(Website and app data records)

»»

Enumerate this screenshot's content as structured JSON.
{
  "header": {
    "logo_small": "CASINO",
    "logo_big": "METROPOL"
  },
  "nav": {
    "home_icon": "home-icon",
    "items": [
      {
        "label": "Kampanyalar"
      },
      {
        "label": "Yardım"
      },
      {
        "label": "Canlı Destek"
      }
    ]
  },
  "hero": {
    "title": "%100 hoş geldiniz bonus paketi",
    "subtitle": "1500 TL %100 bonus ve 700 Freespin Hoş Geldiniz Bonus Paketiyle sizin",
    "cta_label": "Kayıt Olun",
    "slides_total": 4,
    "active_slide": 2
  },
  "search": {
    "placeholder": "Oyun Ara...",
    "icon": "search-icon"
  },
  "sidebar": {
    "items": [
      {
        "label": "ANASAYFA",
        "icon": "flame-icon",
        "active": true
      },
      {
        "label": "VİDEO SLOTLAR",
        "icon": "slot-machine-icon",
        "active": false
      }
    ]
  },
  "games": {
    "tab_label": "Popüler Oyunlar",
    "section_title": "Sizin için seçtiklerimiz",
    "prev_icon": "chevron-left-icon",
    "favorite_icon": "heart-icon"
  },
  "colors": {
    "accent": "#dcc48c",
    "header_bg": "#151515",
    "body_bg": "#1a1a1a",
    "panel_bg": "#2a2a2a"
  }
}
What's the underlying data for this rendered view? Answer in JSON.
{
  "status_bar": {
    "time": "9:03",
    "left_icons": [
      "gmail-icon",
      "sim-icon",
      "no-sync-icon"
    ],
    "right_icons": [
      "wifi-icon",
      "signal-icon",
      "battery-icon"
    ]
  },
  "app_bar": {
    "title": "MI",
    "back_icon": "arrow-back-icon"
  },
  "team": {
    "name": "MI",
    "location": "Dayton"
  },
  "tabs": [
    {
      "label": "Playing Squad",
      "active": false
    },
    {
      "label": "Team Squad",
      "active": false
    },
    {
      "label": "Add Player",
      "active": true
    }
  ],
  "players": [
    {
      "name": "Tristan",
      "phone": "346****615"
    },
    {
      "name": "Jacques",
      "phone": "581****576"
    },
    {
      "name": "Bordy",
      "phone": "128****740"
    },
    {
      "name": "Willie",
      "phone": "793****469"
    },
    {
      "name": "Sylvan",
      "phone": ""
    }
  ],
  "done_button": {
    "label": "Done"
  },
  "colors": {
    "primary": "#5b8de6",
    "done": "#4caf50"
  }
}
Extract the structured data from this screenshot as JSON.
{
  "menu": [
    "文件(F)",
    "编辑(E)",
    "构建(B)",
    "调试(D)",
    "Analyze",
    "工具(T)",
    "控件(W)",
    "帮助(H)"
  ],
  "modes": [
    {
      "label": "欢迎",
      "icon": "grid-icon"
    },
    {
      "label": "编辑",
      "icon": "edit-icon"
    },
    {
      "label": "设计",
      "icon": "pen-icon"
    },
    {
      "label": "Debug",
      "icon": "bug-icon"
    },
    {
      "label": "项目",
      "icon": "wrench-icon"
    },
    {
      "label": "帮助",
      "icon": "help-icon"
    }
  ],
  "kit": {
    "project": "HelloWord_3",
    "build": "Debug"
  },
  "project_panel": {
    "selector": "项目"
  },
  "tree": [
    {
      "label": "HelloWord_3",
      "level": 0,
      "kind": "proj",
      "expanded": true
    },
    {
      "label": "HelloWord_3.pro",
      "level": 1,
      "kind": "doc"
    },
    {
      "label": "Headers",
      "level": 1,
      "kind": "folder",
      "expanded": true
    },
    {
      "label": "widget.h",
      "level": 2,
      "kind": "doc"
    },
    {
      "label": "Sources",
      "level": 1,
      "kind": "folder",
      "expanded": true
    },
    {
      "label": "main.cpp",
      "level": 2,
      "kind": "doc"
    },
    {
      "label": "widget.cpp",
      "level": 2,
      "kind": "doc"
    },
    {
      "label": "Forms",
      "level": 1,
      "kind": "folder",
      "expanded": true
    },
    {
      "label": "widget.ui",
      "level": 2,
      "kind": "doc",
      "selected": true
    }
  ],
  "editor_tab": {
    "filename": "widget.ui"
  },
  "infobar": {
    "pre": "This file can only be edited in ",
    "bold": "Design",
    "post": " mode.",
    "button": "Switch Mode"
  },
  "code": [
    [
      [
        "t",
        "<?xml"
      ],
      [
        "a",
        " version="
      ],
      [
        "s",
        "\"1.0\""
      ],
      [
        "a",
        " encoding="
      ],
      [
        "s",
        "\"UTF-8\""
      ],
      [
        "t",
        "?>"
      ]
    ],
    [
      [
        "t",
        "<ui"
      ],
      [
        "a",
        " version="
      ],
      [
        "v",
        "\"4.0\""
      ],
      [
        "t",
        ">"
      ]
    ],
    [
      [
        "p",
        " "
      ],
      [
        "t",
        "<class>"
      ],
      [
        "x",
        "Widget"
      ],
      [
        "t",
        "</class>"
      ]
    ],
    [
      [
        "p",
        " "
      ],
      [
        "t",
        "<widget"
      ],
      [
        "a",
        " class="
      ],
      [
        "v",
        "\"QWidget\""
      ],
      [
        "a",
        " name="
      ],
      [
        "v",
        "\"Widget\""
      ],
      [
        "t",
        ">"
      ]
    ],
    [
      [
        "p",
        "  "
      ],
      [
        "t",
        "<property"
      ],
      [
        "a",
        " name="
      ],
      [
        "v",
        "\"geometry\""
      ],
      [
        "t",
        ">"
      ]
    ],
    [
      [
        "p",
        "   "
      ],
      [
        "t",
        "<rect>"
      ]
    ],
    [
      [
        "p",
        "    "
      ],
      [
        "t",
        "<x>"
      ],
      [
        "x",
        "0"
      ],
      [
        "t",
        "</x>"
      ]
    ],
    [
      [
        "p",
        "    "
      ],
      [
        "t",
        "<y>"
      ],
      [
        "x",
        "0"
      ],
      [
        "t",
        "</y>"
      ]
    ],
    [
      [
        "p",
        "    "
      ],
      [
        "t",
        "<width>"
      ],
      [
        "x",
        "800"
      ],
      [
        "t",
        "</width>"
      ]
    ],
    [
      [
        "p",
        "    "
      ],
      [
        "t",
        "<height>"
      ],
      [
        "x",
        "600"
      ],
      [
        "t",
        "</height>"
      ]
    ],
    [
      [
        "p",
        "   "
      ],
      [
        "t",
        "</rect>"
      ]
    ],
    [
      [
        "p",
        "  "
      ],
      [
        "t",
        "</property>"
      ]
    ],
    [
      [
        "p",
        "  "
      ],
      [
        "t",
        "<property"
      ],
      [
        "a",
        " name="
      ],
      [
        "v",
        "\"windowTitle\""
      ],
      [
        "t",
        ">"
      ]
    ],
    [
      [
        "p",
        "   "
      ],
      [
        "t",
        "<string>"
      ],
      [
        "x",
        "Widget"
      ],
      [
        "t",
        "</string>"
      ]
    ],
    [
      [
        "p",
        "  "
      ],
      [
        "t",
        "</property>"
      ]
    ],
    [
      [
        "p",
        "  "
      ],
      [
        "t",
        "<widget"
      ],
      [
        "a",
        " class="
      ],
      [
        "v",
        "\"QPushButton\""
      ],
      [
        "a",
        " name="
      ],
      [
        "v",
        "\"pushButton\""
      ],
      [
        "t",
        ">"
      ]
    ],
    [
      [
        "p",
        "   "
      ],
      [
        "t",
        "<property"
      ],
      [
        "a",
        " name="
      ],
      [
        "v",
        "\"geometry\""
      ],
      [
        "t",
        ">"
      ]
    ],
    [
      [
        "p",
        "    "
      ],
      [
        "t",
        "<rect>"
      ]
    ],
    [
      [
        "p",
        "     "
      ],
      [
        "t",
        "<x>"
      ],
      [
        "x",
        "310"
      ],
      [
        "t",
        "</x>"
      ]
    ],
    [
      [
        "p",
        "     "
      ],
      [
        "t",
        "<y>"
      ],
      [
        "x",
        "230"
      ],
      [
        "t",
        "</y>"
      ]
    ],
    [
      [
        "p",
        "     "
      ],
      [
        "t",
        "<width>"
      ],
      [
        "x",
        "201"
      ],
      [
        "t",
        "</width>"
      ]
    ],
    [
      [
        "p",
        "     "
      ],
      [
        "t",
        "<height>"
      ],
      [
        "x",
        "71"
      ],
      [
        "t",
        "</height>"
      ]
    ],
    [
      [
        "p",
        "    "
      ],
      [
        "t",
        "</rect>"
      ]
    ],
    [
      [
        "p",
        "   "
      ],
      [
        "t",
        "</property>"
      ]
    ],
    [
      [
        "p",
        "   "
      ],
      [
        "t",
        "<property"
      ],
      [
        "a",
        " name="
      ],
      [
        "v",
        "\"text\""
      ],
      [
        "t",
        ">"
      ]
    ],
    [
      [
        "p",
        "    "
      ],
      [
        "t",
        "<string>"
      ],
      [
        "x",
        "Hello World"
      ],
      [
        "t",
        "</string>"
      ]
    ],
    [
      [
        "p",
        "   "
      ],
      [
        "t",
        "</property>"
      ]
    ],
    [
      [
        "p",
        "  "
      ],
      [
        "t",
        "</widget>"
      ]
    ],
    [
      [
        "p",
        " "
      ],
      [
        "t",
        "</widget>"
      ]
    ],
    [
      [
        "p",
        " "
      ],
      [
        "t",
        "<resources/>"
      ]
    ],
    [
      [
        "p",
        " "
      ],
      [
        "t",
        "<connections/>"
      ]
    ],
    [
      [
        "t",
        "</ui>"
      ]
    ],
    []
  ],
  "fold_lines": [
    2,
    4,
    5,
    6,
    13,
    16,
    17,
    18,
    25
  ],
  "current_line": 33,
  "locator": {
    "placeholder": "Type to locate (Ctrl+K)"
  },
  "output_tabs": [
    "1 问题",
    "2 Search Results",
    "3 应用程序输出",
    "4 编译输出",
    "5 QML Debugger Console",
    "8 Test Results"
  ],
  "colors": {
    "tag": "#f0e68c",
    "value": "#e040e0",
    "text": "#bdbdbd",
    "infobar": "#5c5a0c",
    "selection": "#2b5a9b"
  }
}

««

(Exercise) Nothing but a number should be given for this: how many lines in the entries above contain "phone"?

(The completed task) 5